Website and app data records:

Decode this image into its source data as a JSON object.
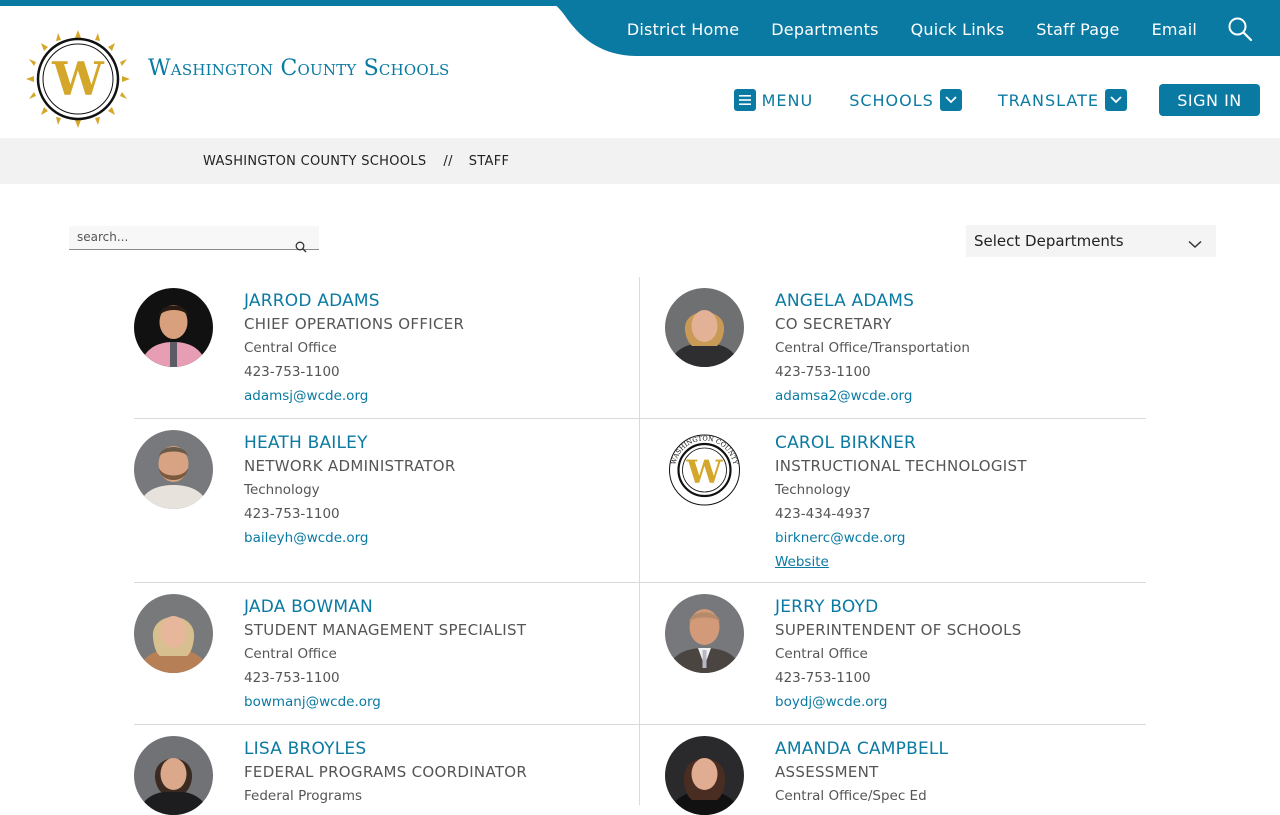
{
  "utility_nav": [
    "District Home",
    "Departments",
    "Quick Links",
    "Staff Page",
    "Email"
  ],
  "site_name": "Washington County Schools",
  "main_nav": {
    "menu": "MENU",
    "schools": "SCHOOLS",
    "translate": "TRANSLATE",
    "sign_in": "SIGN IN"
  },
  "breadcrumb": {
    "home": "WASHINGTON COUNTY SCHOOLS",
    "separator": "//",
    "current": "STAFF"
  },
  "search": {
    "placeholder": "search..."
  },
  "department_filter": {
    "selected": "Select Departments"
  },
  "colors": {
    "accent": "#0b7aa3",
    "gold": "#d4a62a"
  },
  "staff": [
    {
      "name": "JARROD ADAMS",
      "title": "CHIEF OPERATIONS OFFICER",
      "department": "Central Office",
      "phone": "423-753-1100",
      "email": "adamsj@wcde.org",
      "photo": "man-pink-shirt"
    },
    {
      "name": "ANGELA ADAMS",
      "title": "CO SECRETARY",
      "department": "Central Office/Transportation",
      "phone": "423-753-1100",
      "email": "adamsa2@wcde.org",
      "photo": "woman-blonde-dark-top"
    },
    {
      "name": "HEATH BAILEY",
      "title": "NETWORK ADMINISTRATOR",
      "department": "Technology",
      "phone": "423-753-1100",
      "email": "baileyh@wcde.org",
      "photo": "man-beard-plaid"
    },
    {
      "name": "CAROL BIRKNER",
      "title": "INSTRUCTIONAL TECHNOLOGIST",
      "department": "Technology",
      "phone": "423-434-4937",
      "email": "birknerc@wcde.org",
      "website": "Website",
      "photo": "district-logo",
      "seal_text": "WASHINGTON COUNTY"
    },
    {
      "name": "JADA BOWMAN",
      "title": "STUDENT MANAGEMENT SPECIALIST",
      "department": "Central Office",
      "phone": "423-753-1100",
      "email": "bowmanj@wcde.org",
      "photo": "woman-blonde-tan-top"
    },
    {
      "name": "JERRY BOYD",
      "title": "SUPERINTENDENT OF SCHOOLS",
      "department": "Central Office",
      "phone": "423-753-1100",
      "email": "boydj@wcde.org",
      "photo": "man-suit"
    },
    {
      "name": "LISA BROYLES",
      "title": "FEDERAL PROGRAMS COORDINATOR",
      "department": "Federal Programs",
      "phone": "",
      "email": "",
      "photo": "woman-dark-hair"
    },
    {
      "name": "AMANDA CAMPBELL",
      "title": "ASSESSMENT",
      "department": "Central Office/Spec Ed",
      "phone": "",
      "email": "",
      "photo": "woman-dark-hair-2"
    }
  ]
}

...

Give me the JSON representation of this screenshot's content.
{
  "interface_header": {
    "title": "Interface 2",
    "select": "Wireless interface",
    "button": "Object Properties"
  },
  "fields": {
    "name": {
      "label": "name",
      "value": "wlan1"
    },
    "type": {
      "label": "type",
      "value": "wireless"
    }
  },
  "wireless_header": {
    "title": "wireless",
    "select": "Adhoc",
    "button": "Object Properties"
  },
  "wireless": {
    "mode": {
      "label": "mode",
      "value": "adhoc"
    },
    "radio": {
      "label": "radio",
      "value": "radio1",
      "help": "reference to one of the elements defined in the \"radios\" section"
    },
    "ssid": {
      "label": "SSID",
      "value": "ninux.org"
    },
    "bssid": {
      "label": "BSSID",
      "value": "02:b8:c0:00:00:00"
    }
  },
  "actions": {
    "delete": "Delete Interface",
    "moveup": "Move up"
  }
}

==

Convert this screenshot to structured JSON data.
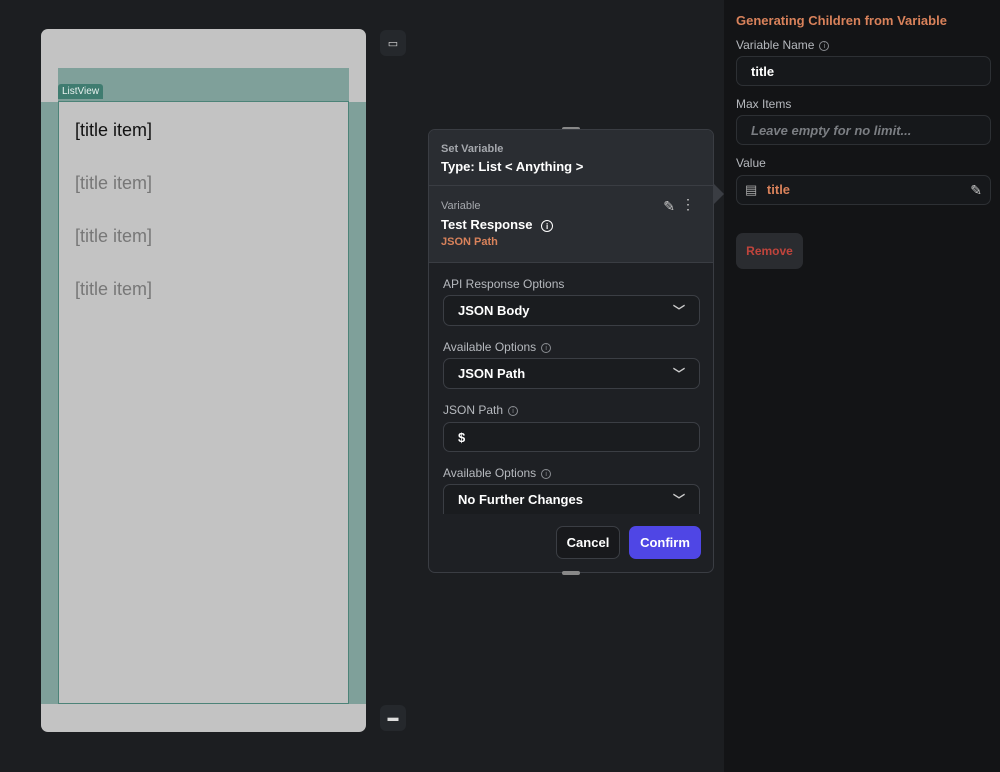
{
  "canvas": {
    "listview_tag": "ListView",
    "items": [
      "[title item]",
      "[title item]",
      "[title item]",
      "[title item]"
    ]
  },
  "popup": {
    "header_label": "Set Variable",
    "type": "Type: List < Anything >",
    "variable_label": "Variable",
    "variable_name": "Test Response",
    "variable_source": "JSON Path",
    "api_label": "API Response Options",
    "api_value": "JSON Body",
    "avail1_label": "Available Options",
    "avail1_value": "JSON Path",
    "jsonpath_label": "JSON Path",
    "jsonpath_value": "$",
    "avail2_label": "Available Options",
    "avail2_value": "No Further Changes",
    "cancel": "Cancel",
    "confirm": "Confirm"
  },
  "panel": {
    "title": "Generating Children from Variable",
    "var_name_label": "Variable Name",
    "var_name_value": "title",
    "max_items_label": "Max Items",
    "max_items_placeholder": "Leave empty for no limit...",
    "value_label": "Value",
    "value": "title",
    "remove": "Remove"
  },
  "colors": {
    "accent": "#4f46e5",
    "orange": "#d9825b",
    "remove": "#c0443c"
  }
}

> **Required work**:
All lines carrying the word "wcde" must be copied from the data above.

> **Solution to the problem**:
      "email": "adamsj@wcde.org",
      "email": "adamsa2@wcde.org",
      "email": "baileyh@wcde.org",
      "email": "birknerc@wcde.org",
      "email": "bowmanj@wcde.org",
      "email": "boydj@wcde.org",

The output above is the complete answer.